WHAT THE TASK REQUIRES: Filter the listing so that only lines with the word "false" remain.

DATA TO USE:
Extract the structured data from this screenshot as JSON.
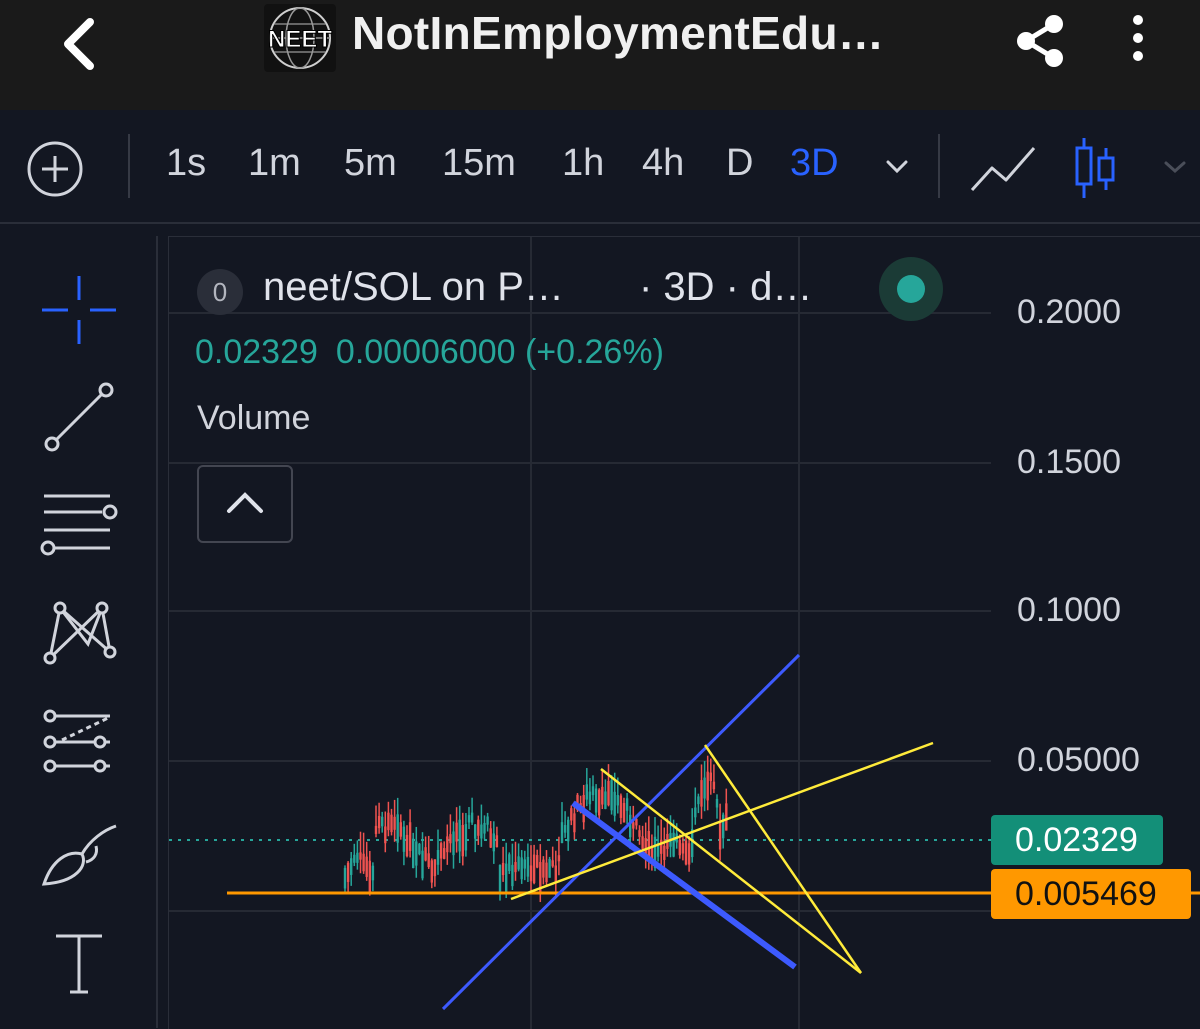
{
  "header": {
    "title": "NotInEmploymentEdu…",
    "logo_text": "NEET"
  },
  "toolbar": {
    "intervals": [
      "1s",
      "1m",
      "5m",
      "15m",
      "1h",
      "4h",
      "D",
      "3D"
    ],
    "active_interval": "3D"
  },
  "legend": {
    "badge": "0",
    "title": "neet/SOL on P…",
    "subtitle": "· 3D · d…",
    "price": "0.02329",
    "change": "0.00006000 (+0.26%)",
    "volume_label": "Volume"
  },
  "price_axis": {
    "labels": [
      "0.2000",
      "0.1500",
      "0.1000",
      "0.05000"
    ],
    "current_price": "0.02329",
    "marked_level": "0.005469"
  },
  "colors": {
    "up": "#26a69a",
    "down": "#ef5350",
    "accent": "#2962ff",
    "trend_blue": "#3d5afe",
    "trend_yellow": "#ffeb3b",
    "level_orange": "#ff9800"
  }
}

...

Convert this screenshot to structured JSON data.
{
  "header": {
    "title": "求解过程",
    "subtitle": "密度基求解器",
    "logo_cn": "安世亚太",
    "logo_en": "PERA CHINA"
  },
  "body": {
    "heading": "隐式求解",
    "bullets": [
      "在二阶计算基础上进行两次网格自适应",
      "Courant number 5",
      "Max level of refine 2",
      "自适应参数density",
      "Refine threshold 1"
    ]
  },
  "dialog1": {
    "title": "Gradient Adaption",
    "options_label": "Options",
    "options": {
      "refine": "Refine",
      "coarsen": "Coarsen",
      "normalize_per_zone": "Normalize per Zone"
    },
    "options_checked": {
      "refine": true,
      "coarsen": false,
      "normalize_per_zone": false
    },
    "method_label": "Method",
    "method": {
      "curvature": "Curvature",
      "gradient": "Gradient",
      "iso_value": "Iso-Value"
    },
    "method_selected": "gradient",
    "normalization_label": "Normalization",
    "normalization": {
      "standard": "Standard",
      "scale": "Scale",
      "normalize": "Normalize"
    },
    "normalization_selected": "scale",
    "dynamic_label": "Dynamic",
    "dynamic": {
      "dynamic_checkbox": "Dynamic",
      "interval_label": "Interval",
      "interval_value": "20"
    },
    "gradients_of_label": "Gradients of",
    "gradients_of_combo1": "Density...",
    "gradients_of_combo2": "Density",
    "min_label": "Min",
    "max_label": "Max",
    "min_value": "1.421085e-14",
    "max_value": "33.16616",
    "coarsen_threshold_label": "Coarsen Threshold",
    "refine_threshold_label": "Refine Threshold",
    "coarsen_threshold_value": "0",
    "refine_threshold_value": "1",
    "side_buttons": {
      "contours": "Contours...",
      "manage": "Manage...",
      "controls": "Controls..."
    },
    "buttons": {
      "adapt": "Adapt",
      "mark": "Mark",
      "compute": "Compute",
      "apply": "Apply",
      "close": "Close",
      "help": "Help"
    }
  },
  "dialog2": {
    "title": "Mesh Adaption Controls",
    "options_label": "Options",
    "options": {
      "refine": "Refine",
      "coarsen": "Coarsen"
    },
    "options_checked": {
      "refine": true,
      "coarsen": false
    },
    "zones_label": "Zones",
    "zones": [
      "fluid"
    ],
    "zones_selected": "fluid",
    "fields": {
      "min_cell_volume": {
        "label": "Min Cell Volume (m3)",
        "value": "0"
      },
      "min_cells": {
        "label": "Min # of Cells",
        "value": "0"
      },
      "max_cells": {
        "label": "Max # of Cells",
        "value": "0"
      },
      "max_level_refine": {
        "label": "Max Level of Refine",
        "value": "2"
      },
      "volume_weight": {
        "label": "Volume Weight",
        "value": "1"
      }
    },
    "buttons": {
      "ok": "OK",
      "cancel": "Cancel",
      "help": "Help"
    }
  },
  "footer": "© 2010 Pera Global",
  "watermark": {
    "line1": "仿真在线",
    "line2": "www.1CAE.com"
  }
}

RESULT FOR THIS TASK:
      "coarsen": false,
      "normalize_per_zone": false
      "coarsen": false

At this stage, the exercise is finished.